5-HT is a neurotransmitter, and has an integral role in the causation of depression.92 Platelets are richly endowed with 5-HT receptors, and platelet aggregation and coronary vasoconstriction in diseased arteries are partly regulated by activation of these receptors.86,88,90,93 Platelets from depressed patients have been shown to exhibit increased 5-HT binding density (which normalises on remission of depression) and reduced density of transporter sites.88–90 Although 5-HT has only a weak thrombogenic effect, it amplifies the response of platelets to other thrombogenic agents. It is therefore possible that 5-HT not only plays a major part in the neurobiology of depression, but probably also influences thrombogenesis.86 It has been shown that short term treatment with an antidepressant paroxetine reverses platelet abnormalities in depressed patients without cardiac disease and in depressed patients with coronary artery disease.94

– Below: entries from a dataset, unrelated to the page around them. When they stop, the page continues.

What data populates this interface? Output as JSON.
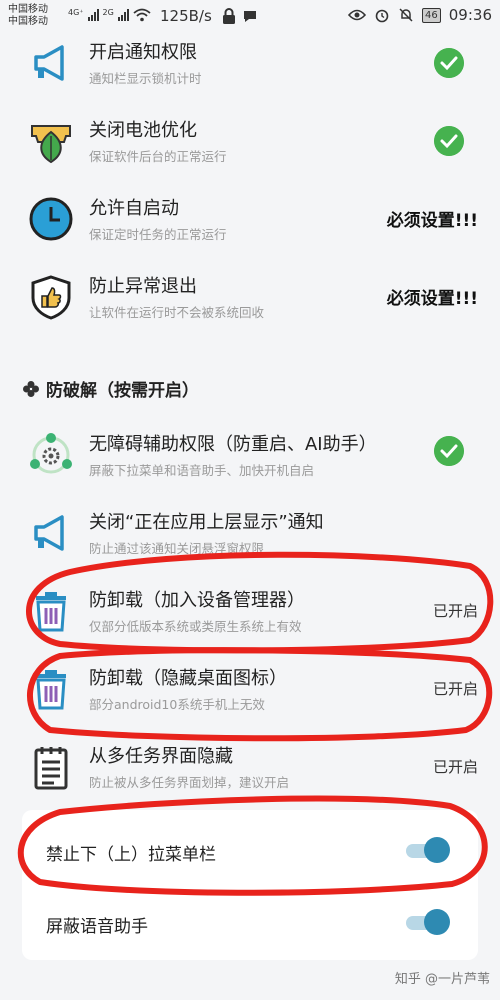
{
  "status_bar": {
    "carrier_1": "中国移动",
    "carrier_2": "中国移动",
    "net_1": "4G⁺",
    "net_2": "2G",
    "speed": "125B/s",
    "battery": "46",
    "time": "09:36"
  },
  "permissions": [
    {
      "title": "开启通知权限",
      "sub": "通知栏显示锁机计时",
      "status": "check",
      "icon": "megaphone-icon"
    },
    {
      "title": "关闭电池优化",
      "sub": "保证软件后台的正常运行",
      "status": "check",
      "icon": "leaf-battery-icon"
    },
    {
      "title": "允许自启动",
      "sub": "保证定时任务的正常运行",
      "status": "必须设置!!!",
      "icon": "clock-icon"
    },
    {
      "title": "防止异常退出",
      "sub": "让软件在运行时不会被系统回收",
      "status": "必须设置!!!",
      "icon": "shield-thumb-icon"
    }
  ],
  "section": {
    "title": "防破解（按需开启）",
    "icon": "clover-icon"
  },
  "anti_crack": [
    {
      "title": "无障碍辅助权限（防重启、AI助手）",
      "sub": "屏蔽下拉菜单和语音助手、加快开机自启",
      "status": "check",
      "icon": "accessibility-gear-icon"
    },
    {
      "title": "关闭“正在应用上层显示”通知",
      "sub": "防止通过该通知关闭悬浮窗权限",
      "status": "",
      "icon": "megaphone-icon"
    },
    {
      "title": "防卸载（加入设备管理器）",
      "sub": "仅部分低版本系统或类原生系统上有效",
      "status": "已开启",
      "icon": "trash-icon"
    },
    {
      "title": "防卸载（隐藏桌面图标）",
      "sub": "部分android10系统手机上无效",
      "status": "已开启",
      "icon": "trash-icon"
    },
    {
      "title": "从多任务界面隐藏",
      "sub": "防止被从多任务界面划掉，建议开启",
      "status": "已开启",
      "icon": "notepad-icon"
    }
  ],
  "toggles": [
    {
      "label": "禁止下（上）拉菜单栏",
      "on": true
    },
    {
      "label": "屏蔽语音助手",
      "on": true
    }
  ],
  "watermark": "知乎 @一片芦苇",
  "colors": {
    "check_green": "#46b24f",
    "toggle_blue": "#2e8ab2",
    "annotation_red": "#e8231c",
    "icon_blue": "#2a8ec3"
  }
}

Platelet factor 4 and β-thromboglobulin are proteins, the levels of which are directly proportional to platelet aggregability. Their levels have been found to be raised in patients suffering from major depression and significantly decrease when they are treated with paroxetine.95 Increased platelet adhesion has also been shown in circumstances of excessive emotional stress particularly anger and hostility.33–35,96

Vascular abnormalities

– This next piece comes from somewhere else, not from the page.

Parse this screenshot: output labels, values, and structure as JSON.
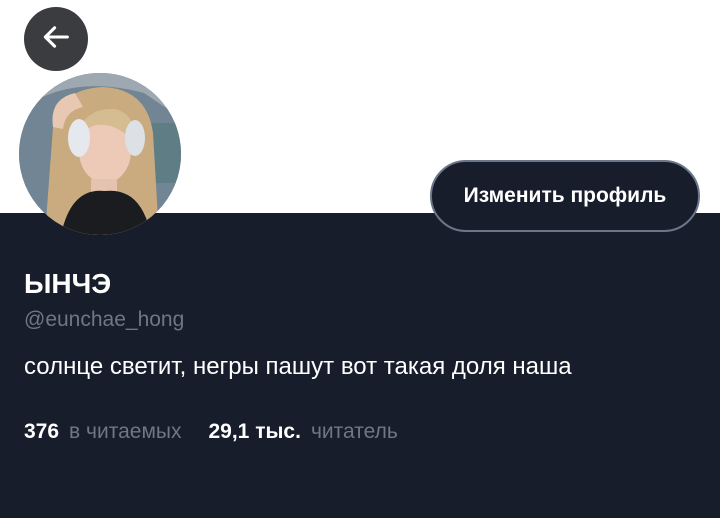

Carotid intima-media thickness has been shown to be correlated with coronary heart disease.97,98 Several animal and human studies have shown an association between increased intima-media thickness and psychosocial and socioeconomic factors.99–103

Endothelial dysfunction is an early manifestation of developing coronary heart disease. Endothelium plays an important part in determining the vasomotor tone and prothrombotic/antithrombotic and inflammatory processes. Impairment of endothelial function has been shown to be associated with sympathetic over activity and its manifestations in various animal and human studies.104,105

Increased left ventricular mass

Left ventricular hypertrophy on electrocardiography has been shown to be strongly associated with clinical cardiovascular end points.106,107 There are at least two major studies showing the association of psychosocial conditions and left ventricular hypertrophy on electrocardiography.108–110 However, in another study psychosocial variable or stressors were not found to be significantly associated with increased left ventricular mass on echocardiography.111


In conclusion, there is quite convincing evidence regarding relationship between diseases of the psyche and conditions affecting the cardiovascular system. This association is particularly strong in patients with depression and phobic anxiety. Depressive symptoms as well as depressive caseness seem to be influential in predicting IHD. It is, however, unclear what the effect of duration of depression is on risk. In case of phobic anxiety, there is a clear association with increased risk of sudden cardiac death. It is probably related to increased susceptibility to arrhythmias. Like depression, this association with increased myocardial mortality has clinical therapeutic implications. The question whether treating patients with these psychiatric conditions may influence their cardiovascular risk profile needs further exploration and research. Active management of these patients with psychiatric illnesses can potentially reduce the morbidity and mortality associated with coronary heart disease.112–116 Progress will depend on a greater understanding of the pathophysiological and biochemical links between depression and coronary heart disease and more precise identification of the aspects of depression that confer risk and of the population groups most at risk. The safety of antidepressants is also a factor that should be considered before prescribing these medications in vulnerable patients (unstable symptoms or patients with recent myocardial infarction). More recent work regarding the newer antidepressants in the SADHAT117 and SADHART118 trials has shown the safety of at least one selective 5-HT reuptake inhibitor. Hence, in patients with significant depressive symptoms and even recently unstable IHD, this class of medications can be used with greater confidence and safety.